» **Supplied material**:
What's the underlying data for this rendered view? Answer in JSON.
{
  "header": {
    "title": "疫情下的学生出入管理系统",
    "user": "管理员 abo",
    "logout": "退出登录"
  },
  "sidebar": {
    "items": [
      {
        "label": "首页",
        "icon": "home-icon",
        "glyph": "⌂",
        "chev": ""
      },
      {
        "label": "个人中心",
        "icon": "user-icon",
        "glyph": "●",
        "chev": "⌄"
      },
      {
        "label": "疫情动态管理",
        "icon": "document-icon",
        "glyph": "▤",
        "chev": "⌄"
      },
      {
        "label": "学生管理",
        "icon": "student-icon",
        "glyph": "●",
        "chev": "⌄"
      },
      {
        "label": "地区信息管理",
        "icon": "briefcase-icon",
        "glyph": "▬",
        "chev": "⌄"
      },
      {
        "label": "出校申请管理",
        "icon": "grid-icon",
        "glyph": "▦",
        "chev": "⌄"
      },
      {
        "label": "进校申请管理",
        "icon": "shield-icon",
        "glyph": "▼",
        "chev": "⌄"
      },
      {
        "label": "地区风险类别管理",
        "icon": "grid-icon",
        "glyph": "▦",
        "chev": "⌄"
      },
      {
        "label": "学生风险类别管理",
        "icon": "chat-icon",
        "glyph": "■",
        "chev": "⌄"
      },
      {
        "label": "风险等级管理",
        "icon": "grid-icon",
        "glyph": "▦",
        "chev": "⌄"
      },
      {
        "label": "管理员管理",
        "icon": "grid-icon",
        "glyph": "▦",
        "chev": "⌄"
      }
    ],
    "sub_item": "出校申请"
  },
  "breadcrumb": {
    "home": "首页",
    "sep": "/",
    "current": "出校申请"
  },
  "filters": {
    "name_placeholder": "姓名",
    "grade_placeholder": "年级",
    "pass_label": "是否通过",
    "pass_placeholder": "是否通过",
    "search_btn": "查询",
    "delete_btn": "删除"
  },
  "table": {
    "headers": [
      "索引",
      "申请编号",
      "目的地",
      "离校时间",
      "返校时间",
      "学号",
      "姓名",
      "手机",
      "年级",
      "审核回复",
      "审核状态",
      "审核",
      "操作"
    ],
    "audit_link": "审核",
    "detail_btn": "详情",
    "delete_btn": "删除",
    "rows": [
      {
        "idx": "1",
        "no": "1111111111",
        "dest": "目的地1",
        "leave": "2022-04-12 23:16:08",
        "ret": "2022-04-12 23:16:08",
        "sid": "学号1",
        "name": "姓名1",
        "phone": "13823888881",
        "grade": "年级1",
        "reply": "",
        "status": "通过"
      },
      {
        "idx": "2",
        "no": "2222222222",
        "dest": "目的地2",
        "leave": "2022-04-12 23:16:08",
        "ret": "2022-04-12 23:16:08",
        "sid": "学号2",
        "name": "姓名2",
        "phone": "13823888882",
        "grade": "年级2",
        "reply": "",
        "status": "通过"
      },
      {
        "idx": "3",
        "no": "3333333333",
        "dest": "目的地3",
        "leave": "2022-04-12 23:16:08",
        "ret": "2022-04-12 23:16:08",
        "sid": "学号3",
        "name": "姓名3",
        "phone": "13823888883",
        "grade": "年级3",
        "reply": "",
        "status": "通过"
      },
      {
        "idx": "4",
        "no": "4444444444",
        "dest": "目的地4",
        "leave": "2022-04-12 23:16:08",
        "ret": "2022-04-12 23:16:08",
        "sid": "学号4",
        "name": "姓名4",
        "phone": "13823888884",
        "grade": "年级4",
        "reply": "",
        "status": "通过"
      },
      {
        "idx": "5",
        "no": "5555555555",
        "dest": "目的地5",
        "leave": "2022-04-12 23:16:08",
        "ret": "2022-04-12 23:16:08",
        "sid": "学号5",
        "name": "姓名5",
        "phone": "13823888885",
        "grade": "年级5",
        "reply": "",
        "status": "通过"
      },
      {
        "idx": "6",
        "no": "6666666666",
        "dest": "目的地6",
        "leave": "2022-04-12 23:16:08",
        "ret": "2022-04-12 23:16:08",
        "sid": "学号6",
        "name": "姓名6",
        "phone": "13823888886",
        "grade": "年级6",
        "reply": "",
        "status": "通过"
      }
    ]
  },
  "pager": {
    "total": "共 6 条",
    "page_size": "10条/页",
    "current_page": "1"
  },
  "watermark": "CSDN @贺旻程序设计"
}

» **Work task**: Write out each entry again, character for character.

» **Answer to this exercise**:
What's the underlying data for this rendered view? Answer in JSON.
{
  "header": {
    "title": "疫情下的学生出入管理系统",
    "user": "管理员 abo",
    "logout": "退出登录"
  },
  "sidebar": {
    "items": [
      {
        "label": "首页",
        "icon": "home-icon",
        "glyph": "⌂",
        "chev": ""
      },
      {
        "label": "个人中心",
        "icon": "user-icon",
        "glyph": "●",
        "chev": "⌄"
      },
      {
        "label": "疫情动态管理",
        "icon": "document-icon",
        "glyph": "▤",
        "chev": "⌄"
      },
      {
        "label": "学生管理",
        "icon": "student-icon",
        "glyph": "●",
        "chev": "⌄"
      },
      {
        "label": "地区信息管理",
        "icon": "briefcase-icon",
        "glyph": "▬",
        "chev": "⌄"
      },
      {
        "label": "出校申请管理",
        "icon": "grid-icon",
        "glyph": "▦",
        "chev": "⌄"
      },
      {
        "label": "进校申请管理",
        "icon": "shield-icon",
        "glyph": "▼",
        "chev": "⌄"
      },
      {
        "label": "地区风险类别管理",
        "icon": "grid-icon",
        "glyph": "▦",
        "chev": "⌄"
      },
      {
        "label": "学生风险类别管理",
        "icon": "chat-icon",
        "glyph": "■",
        "chev": "⌄"
      },
      {
        "label": "风险等级管理",
        "icon": "grid-icon",
        "glyph": "▦",
        "chev": "⌄"
      },
      {
        "label": "管理员管理",
        "icon": "grid-icon",
        "glyph": "▦",
        "chev": "⌄"
      }
    ],
    "sub_item": "出校申请"
  },
  "breadcrumb": {
    "home": "首页",
    "sep": "/",
    "current": "出校申请"
  },
  "filters": {
    "name_placeholder": "姓名",
    "grade_placeholder": "年级",
    "pass_label": "是否通过",
    "pass_placeholder": "是否通过",
    "search_btn": "查询",
    "delete_btn": "删除"
  },
  "table": {
    "headers": [
      "索引",
      "申请编号",
      "目的地",
      "离校时间",
      "返校时间",
      "学号",
      "姓名",
      "手机",
      "年级",
      "审核回复",
      "审核状态",
      "审核",
      "操作"
    ],
    "audit_link": "审核",
    "detail_btn": "详情",
    "delete_btn": "删除",
    "rows": [
      {
        "idx": "1",
        "no": "1111111111",
        "dest": "目的地1",
        "leave": "2022-04-12 23:16:08",
        "ret": "2022-04-12 23:16:08",
        "sid": "学号1",
        "name": "姓名1",
        "phone": "13823888881",
        "grade": "年级1",
        "reply": "",
        "status": "通过"
      },
      {
        "idx": "2",
        "no": "2222222222",
        "dest": "目的地2",
        "leave": "2022-04-12 23:16:08",
        "ret": "2022-04-12 23:16:08",
        "sid": "学号2",
        "name": "姓名2",
        "phone": "13823888882",
        "grade": "年级2",
        "reply": "",
        "status": "通过"
      },
      {
        "idx": "3",
        "no": "3333333333",
        "dest": "目的地3",
        "leave": "2022-04-12 23:16:08",
        "ret": "2022-04-12 23:16:08",
        "sid": "学号3",
        "name": "姓名3",
        "phone": "13823888883",
        "grade": "年级3",
        "reply": "",
        "status": "通过"
      },
      {
        "idx": "4",
        "no": "4444444444",
        "dest": "目的地4",
        "leave": "2022-04-12 23:16:08",
        "ret": "2022-04-12 23:16:08",
        "sid": "学号4",
        "name": "姓名4",
        "phone": "13823888884",
        "grade": "年级4",
        "reply": "",
        "status": "通过"
      },
      {
        "idx": "5",
        "no": "5555555555",
        "dest": "目的地5",
        "leave": "2022-04-12 23:16:08",
        "ret": "2022-04-12 23:16:08",
        "sid": "学号5",
        "name": "姓名5",
        "phone": "13823888885",
        "grade": "年级5",
        "reply": "",
        "status": "通过"
      },
      {
        "idx": "6",
        "no": "6666666666",
        "dest": "目的地6",
        "leave": "2022-04-12 23:16:08",
        "ret": "2022-04-12 23:16:08",
        "sid": "学号6",
        "name": "姓名6",
        "phone": "13823888886",
        "grade": "年级6",
        "reply": "",
        "status": "通过"
      }
    ]
  },
  "pager": {
    "total": "共 6 条",
    "page_size": "10条/页",
    "current_page": "1"
  },
  "watermark": "CSDN @贺旻程序设计"
}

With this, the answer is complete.